By 1908, William was a chauffeur for a different family where the wife was the vice president of the Anti-Cruelty Society. Another newspaper article described this woman asking her chauffeur, William Brodie to take over her inspection of a filthy orphan asylum after she found it too ‘frightful.’ William subsequently had to testify in court about what he observed.
A newspaper advertisement at this same period of time mentioned that Ella Brodie was taking orders for doing embroidery on children’s dresses.
By time their first child, William Arthur, was born in 1910, John was again working as a carpenter – according to the occupation listed on William Arthur’s birth certificate.

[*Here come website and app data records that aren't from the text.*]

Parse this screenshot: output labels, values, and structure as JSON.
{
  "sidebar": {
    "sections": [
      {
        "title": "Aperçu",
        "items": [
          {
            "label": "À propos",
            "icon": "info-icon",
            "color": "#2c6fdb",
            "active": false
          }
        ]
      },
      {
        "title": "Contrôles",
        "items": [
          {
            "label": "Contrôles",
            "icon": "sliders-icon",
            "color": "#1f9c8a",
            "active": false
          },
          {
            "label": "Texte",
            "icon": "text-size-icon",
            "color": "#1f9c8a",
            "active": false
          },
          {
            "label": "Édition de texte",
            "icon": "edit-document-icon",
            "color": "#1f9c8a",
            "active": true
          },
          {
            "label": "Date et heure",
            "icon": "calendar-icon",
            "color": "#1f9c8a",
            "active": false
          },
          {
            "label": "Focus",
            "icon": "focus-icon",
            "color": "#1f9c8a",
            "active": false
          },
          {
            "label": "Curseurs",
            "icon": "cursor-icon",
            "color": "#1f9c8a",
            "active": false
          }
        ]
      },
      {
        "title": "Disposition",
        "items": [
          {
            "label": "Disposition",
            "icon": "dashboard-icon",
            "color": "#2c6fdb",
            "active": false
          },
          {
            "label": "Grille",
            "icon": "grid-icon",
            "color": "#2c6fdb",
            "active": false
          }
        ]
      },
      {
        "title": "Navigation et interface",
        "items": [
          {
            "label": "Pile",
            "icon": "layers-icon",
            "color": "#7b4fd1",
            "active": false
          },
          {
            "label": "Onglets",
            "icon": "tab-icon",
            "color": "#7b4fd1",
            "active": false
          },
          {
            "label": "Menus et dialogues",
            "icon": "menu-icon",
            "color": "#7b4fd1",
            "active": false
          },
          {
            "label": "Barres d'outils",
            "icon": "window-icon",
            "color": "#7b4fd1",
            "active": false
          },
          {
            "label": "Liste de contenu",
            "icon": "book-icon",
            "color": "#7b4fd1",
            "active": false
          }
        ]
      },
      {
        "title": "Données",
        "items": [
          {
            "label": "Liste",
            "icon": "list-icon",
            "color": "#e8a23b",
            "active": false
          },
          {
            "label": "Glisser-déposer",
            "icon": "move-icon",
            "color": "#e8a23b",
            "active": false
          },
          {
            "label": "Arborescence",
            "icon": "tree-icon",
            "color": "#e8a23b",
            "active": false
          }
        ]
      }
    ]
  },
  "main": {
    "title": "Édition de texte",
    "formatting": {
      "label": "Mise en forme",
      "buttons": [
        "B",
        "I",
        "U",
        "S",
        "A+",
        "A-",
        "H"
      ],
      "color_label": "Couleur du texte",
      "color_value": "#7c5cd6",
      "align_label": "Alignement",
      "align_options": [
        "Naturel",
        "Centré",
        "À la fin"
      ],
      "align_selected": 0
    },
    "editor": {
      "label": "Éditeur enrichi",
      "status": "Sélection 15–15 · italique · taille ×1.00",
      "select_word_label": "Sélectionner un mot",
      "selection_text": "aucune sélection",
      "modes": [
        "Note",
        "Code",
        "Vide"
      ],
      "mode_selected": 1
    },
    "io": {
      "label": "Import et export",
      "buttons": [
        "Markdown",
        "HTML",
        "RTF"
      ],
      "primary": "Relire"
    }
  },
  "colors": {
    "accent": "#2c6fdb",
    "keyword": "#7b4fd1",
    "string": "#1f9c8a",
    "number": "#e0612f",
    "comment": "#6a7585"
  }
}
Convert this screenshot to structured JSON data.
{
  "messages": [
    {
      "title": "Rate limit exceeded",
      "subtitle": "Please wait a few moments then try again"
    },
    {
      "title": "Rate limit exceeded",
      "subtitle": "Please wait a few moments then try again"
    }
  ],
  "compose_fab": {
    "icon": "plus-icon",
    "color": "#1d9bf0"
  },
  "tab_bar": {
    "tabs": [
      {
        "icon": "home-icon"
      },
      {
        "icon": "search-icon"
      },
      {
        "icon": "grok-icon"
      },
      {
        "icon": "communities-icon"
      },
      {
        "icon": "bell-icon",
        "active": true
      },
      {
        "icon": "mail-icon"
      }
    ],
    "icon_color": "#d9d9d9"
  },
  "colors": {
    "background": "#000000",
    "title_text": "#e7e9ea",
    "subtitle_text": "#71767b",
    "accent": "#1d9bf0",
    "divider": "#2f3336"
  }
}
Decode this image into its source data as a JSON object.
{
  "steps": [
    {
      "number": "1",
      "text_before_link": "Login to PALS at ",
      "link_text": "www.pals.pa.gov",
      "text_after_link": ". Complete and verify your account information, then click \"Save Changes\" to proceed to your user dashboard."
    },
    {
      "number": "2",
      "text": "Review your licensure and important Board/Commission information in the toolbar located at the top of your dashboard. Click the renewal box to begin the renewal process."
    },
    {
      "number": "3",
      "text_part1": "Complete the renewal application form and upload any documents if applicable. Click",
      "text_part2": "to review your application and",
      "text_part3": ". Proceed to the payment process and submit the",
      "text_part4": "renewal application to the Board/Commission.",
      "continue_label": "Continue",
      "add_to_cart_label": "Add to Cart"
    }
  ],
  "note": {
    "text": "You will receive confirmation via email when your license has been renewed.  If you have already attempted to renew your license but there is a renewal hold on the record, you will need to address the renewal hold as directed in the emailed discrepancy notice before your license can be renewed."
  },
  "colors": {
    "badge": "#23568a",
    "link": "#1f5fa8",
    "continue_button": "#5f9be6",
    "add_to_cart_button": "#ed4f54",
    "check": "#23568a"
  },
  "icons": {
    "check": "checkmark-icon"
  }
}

The family moved to Florida in 1912 and lived in a tent while William built their house in Haines City, located between Orlando and Tampa. Their second son, Omer – our father, was born at home in 1915. “Daddy used to tell us how he remembered having his one week old baby brother’s cleft lip sewn up on the kitchen table,” our cousin Millie shared in a letter. It must have really made an impression on him, as Uncle Bill would only have been five at the time.
William’s WWI registration card, completed in Chicago in 1918, indicates that he had recently been released from the hospital due to a back injury. Perhaps this was during the time that Uncle Bill recalled his Dad going “up north” to find work. During that time, he sent things back to the family via the railroad. One of his gifts was a collie dog, much to the delight of the boys, but not Clara.
The family moved from Haines City to Tampa about 1920 and opened a grocery store at 827 Rome Ave. The family lived upstairs and operated the grocery for ten years until they left for CA. It must have been a rough neighborhood. In the memories Millie shared in her letter, she relayed “the neighborhood boys knew not to mess with the ‘Brodie boys’ because they were pretty rough and tumble.” A newspaper article in early 1928 relates that the previous Halloween a group of teenage boys had surrounded the store and hurtled bricks at it.
Florida experienced an economic downturn in the late 1920’s, which probably affected the grocery business. At the time of the 1930 census, William was in California and Clara and the boys were still in Florida trying to keep the grocery store going, with the boys supplementing the family income with their paper routes.
Uncle Bill had just completed the 11th grade when the family left Florida to join William in California. Following the pattern of the Brodie men who came before him, Bill secured work to help out the family – and unfortunately was never able to return to school.
While nothing is documented, one of the things our Dad didn’t talk much about, but definitely influenced his later life, was living with a father who was an alcoholic.
A 1933 business directory in Los Angeles lists William’s occupation as carpenter. Like Brodie men that came before him, Uncle Bill was an entrepreneur and opened his own radio repair shop
and Omer attended University High School. The 1936 and 38 directories do not list an occupation for William.
William died in 1941 at age 66 and is buried at the Veteran’s Cemetery in West Los Angeles. I was the only one in my family who had not visited the cemetery. Last fall I walked across the acres of grave stones with my son, daughter-in-law and granddaughter to reach the section containing his grave.
As I gazed at the marker commemorating his service in the Spanish American War, I marveled at his willingness, as a new immigrant and non-citizen, to answer the call to join the Cavalry.
Clara died two years later at age 68.
As I look back on the lives of John and William Jonas Brodie, I see two men who, each in their own way, persevered through hard times, took advantage of opportunities, and were entrepreneurial.